RECORDS FOR THIS TASK ▸

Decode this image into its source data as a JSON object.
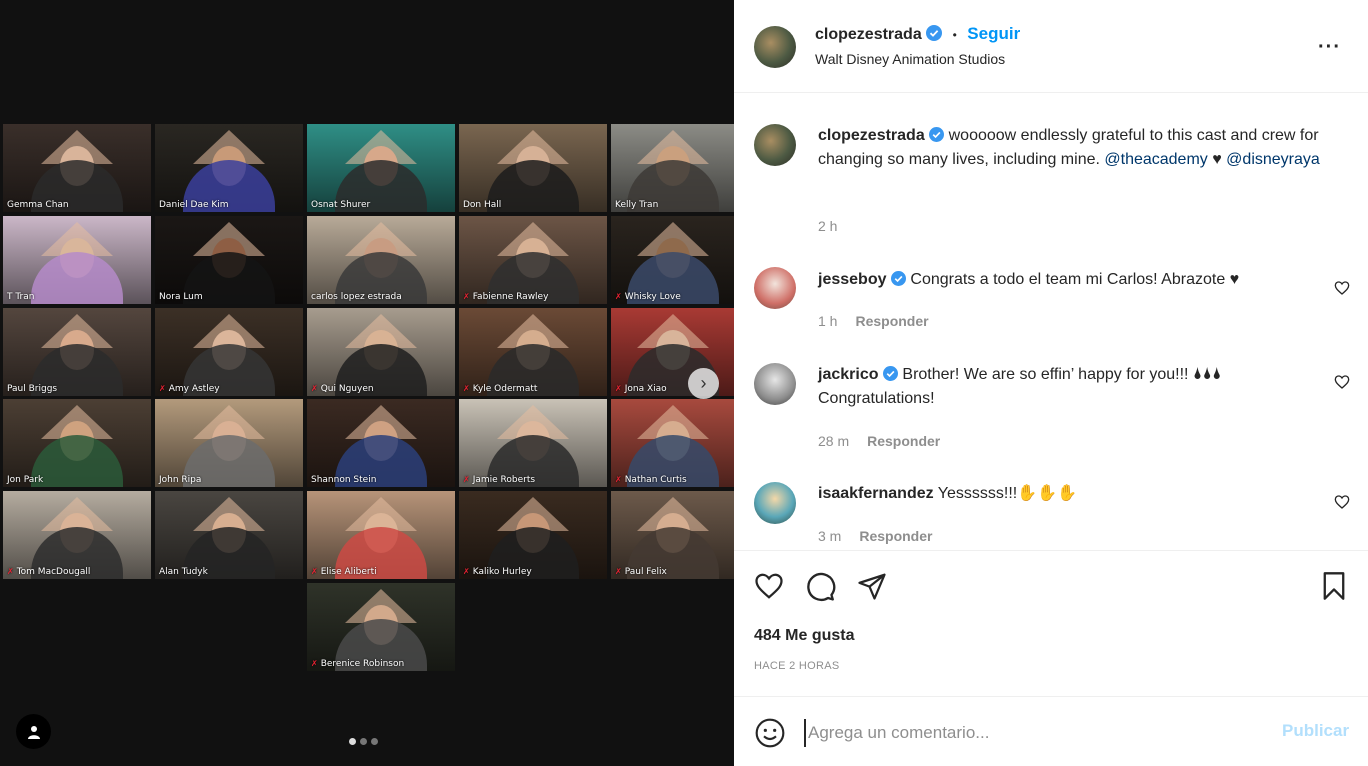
{
  "media": {
    "tiles": [
      {
        "name": "Gemma Chan",
        "bg": "#3a2f2a",
        "skin": "#d9b49a",
        "cloth": "#2a2a2a",
        "mic_off": false
      },
      {
        "name": "Daniel Dae Kim",
        "bg": "#2a2722",
        "skin": "#c89a78",
        "cloth": "#3b3f9c",
        "mic_off": false,
        "active": true
      },
      {
        "name": "Osnat Shurer",
        "bg": "#2f8f86",
        "skin": "#d7a88a",
        "cloth": "#2b2b2b",
        "mic_off": false
      },
      {
        "name": "Don Hall",
        "bg": "#7a6650",
        "skin": "#d6b196",
        "cloth": "#1c1c1c",
        "mic_off": false
      },
      {
        "name": "Kelly Tran",
        "bg": "#8c8c86",
        "skin": "#caa07e",
        "cloth": "#3d3a36",
        "mic_off": false
      },
      {
        "name": "T Tran",
        "bg": "#cbb7c8",
        "skin": "#d9b69b",
        "cloth": "#b58bc9",
        "mic_off": false
      },
      {
        "name": "Nora Lum",
        "bg": "#1b1715",
        "skin": "#8e5e44",
        "cloth": "#141414",
        "mic_off": false
      },
      {
        "name": "carlos lopez estrada",
        "bg": "#b8aa98",
        "skin": "#c89c82",
        "cloth": "#3a3a3a",
        "mic_off": false
      },
      {
        "name": "Fabienne Rawley",
        "bg": "#6c5546",
        "skin": "#d7b194",
        "cloth": "#2f2f2f",
        "mic_off": true
      },
      {
        "name": "Whisky Love",
        "bg": "#2a241e",
        "skin": "#8f6a4c",
        "cloth": "#3b4a6a",
        "mic_off": true
      },
      {
        "name": "Paul Briggs",
        "bg": "#54463e",
        "skin": "#d8aa8c",
        "cloth": "#2b2b2b",
        "mic_off": false
      },
      {
        "name": "Amy Astley",
        "bg": "#3c3026",
        "skin": "#dbb59a",
        "cloth": "#353535",
        "mic_off": true
      },
      {
        "name": "Qui Nguyen",
        "bg": "#a79c8e",
        "skin": "#d8b294",
        "cloth": "#1f1f1f",
        "mic_off": true
      },
      {
        "name": "Kyle Odermatt",
        "bg": "#6b4a36",
        "skin": "#d5ad8e",
        "cloth": "#2a2a2a",
        "mic_off": true
      },
      {
        "name": "Jona Xiao",
        "bg": "#a93a34",
        "skin": "#d8b49a",
        "cloth": "#2b2b2b",
        "mic_off": true
      },
      {
        "name": "Jon Park",
        "bg": "#4c3f34",
        "skin": "#cfa27f",
        "cloth": "#2c5a3a",
        "mic_off": false
      },
      {
        "name": "John Ripa",
        "bg": "#b39a7c",
        "skin": "#d9b094",
        "cloth": "#6c6c6c",
        "mic_off": false
      },
      {
        "name": "Shannon Stein",
        "bg": "#3b2a22",
        "skin": "#cfa182",
        "cloth": "#2b3f7a",
        "mic_off": false
      },
      {
        "name": "Jamie Roberts",
        "bg": "#c9c2b6",
        "skin": "#dcb79c",
        "cloth": "#2a2a2a",
        "mic_off": true
      },
      {
        "name": "Nathan Curtis",
        "bg": "#a84a3e",
        "skin": "#d6ad8f",
        "cloth": "#364a6a",
        "mic_off": true
      },
      {
        "name": "Tom MacDougall",
        "bg": "#b5aca0",
        "skin": "#dab397",
        "cloth": "#2d2d2d",
        "mic_off": true
      },
      {
        "name": "Alan Tudyk",
        "bg": "#4a4641",
        "skin": "#d7ae90",
        "cloth": "#242424",
        "mic_off": false
      },
      {
        "name": "Elise Aliberti",
        "bg": "#b79479",
        "skin": "#dbb497",
        "cloth": "#cc4a44",
        "mic_off": true
      },
      {
        "name": "Kaliko Hurley",
        "bg": "#3a2b20",
        "skin": "#c79777",
        "cloth": "#1e1e1e",
        "mic_off": true
      },
      {
        "name": "Paul Felix",
        "bg": "#6d5a4b",
        "skin": "#d5ad90",
        "cloth": "#443a32",
        "mic_off": true
      },
      {
        "name": "Berenice Robinson",
        "bg": "#2f3329",
        "skin": "#d2a98b",
        "cloth": "#4a4a4a",
        "mic_off": true
      }
    ],
    "mic_glyph": "✗",
    "next_glyph": "›",
    "carousel_dots": 3,
    "active_dot": 0
  },
  "header": {
    "username": "clopezestrada",
    "separator": "•",
    "follow_label": "Seguir",
    "location": "Walt Disney Animation Studios",
    "more_label": "···"
  },
  "caption": {
    "username": "clopezestrada",
    "text_before": " wooooow endlessly grateful to this cast and crew for changing so many lives, including mine. ",
    "mention1": "@theacademy",
    "heart": " ♥ ",
    "mention2": "@disneyraya",
    "time": "2 h"
  },
  "comments": [
    {
      "username": "jesseboy",
      "text": "Congrats a todo el team mi Carlos! Abrazote ♥",
      "time": "1 h",
      "reply_label": "Responder"
    },
    {
      "username": "jackrico",
      "text": "Brother! We are so effin’ happy for you!!! 🌢🌢🌢 Congratulations!",
      "time": "28 m",
      "reply_label": "Responder"
    },
    {
      "username": "isaakfernandez",
      "text": "Yessssss!!!✋✋✋",
      "time": "3 m",
      "reply_label": "Responder"
    }
  ],
  "actions": {
    "likes": "484 Me gusta",
    "posted": "HACE 2 HORAS"
  },
  "add_comment": {
    "placeholder": "Agrega un comentario...",
    "publish_label": "Publicar"
  },
  "colors": {
    "accent": "#0095f6",
    "verified": "#3897f0",
    "publish_disabled": "#b2dffc",
    "mention": "#00376b"
  }
}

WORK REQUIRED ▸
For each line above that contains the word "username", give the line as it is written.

EXERCISE OUTPUT ▸
    "username": "clopezestrada",
    "username": "clopezestrada",
      "username": "jesseboy",
      "username": "jackrico",
      "username": "isaakfernandez",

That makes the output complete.